Records shown:
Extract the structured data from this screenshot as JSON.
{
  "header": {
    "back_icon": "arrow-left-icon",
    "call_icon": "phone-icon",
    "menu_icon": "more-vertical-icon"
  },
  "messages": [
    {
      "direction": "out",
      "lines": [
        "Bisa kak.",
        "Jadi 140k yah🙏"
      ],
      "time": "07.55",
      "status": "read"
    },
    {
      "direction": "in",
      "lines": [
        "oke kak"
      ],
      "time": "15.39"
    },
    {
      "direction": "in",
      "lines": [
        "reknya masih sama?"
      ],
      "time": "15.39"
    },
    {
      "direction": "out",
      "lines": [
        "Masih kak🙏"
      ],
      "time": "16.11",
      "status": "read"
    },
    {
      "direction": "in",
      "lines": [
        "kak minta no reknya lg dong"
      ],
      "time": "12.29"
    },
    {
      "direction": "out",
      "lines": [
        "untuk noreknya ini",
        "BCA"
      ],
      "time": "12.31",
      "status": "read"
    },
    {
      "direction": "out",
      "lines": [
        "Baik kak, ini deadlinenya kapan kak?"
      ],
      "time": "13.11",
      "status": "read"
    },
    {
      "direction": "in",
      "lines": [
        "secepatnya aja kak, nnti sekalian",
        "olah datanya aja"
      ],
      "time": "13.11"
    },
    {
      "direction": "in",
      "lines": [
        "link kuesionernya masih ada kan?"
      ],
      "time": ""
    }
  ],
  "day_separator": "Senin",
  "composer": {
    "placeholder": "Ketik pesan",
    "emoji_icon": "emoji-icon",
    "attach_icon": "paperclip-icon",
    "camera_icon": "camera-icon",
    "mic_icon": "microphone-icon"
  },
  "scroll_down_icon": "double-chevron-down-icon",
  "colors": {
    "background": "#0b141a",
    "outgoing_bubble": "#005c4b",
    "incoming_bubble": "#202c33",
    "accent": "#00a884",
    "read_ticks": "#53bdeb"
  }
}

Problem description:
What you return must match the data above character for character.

Task answer:
Extract the structured data from this screenshot as JSON.
{
  "header": {
    "back_icon": "arrow-left-icon",
    "call_icon": "phone-icon",
    "menu_icon": "more-vertical-icon"
  },
  "messages": [
    {
      "direction": "out",
      "lines": [
        "Bisa kak.",
        "Jadi 140k yah🙏"
      ],
      "time": "07.55",
      "status": "read"
    },
    {
      "direction": "in",
      "lines": [
        "oke kak"
      ],
      "time": "15.39"
    },
    {
      "direction": "in",
      "lines": [
        "reknya masih sama?"
      ],
      "time": "15.39"
    },
    {
      "direction": "out",
      "lines": [
        "Masih kak🙏"
      ],
      "time": "16.11",
      "status": "read"
    },
    {
      "direction": "in",
      "lines": [
        "kak minta no reknya lg dong"
      ],
      "time": "12.29"
    },
    {
      "direction": "out",
      "lines": [
        "untuk noreknya ini",
        "BCA"
      ],
      "time": "12.31",
      "status": "read"
    },
    {
      "direction": "out",
      "lines": [
        "Baik kak, ini deadlinenya kapan kak?"
      ],
      "time": "13.11",
      "status": "read"
    },
    {
      "direction": "in",
      "lines": [
        "secepatnya aja kak, nnti sekalian",
        "olah datanya aja"
      ],
      "time": "13.11"
    },
    {
      "direction": "in",
      "lines": [
        "link kuesionernya masih ada kan?"
      ],
      "time": ""
    }
  ],
  "day_separator": "Senin",
  "composer": {
    "placeholder": "Ketik pesan",
    "emoji_icon": "emoji-icon",
    "attach_icon": "paperclip-icon",
    "camera_icon": "camera-icon",
    "mic_icon": "microphone-icon"
  },
  "scroll_down_icon": "double-chevron-down-icon",
  "colors": {
    "background": "#0b141a",
    "outgoing_bubble": "#005c4b",
    "incoming_bubble": "#202c33",
    "accent": "#00a884",
    "read_ticks": "#53bdeb"
  }
}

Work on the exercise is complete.